Please say how many lines in the records below contain the word "label", giving the number alone.

▼

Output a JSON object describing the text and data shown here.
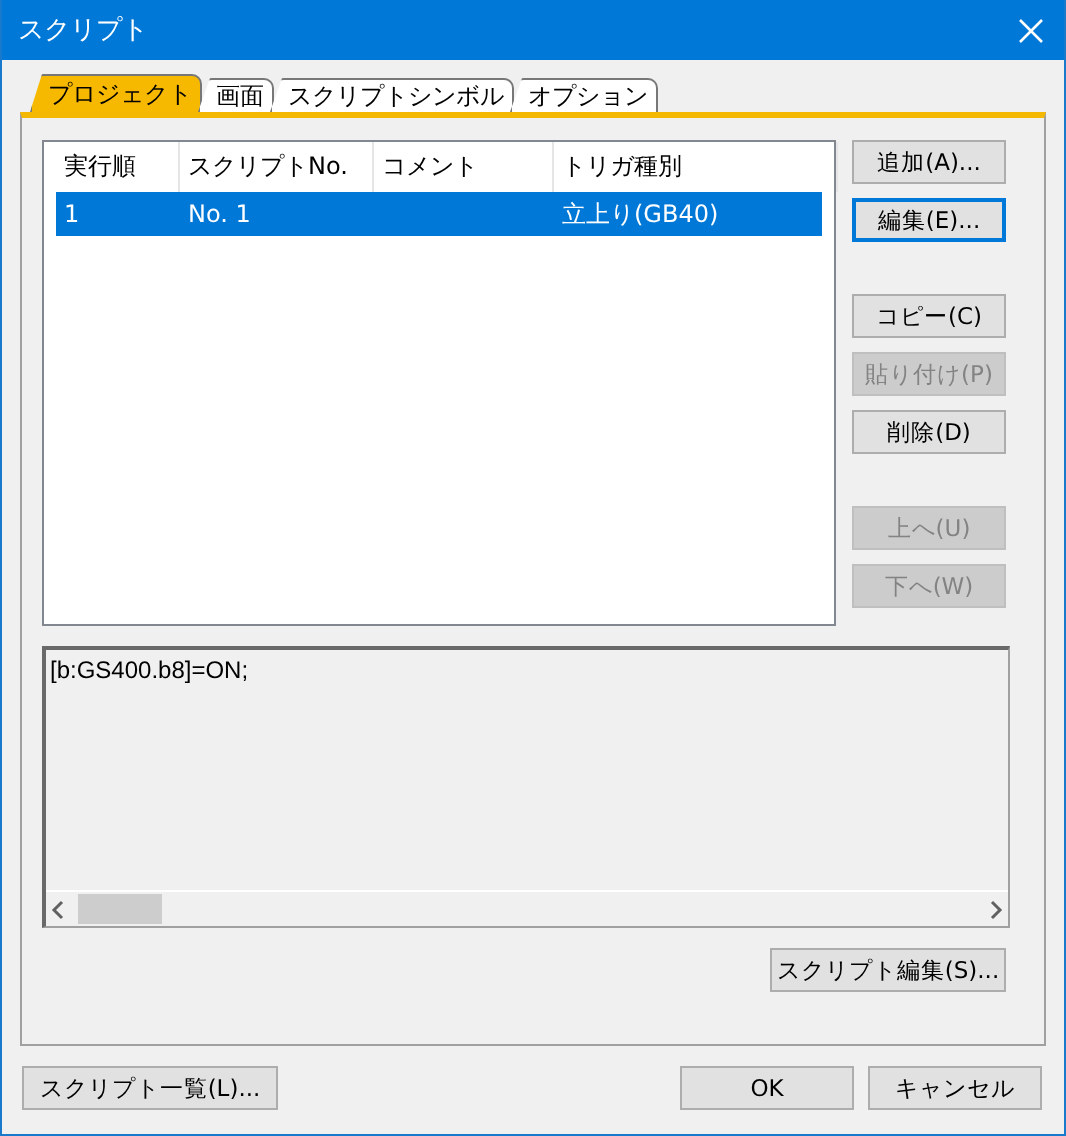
{
  "window": {
    "title": "スクリプト"
  },
  "tabs": [
    {
      "label": "プロジェクト",
      "selected": true
    },
    {
      "label": "画面",
      "selected": false
    },
    {
      "label": "スクリプトシンボル",
      "selected": false
    },
    {
      "label": "オプション",
      "selected": false
    }
  ],
  "list": {
    "columns": [
      "実行順",
      "スクリプトNo.",
      "コメント",
      "トリガ種別"
    ],
    "rows": [
      {
        "cells": [
          "1",
          "No. 1",
          "",
          "立上り(GB40)"
        ],
        "selected": true
      }
    ]
  },
  "side_button_groups": [
    [
      {
        "label": "追加(A)...",
        "disabled": false,
        "focused": false
      },
      {
        "label": "編集(E)...",
        "disabled": false,
        "focused": true
      }
    ],
    [
      {
        "label": "コピー(C)",
        "disabled": false,
        "focused": false
      },
      {
        "label": "貼り付け(P)",
        "disabled": true,
        "focused": false
      },
      {
        "label": "削除(D)",
        "disabled": false,
        "focused": false
      }
    ],
    [
      {
        "label": "上へ(U)",
        "disabled": true,
        "focused": false
      },
      {
        "label": "下へ(W)",
        "disabled": true,
        "focused": false
      }
    ]
  ],
  "script_text": "[b:GS400.b8]=ON;",
  "script_edit_button": "スクリプト編集(S)...",
  "footer": {
    "list_button": "スクリプト一覧(L)...",
    "ok": "OK",
    "cancel": "キャンセル"
  }
}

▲

▶ [Expected answer]: 11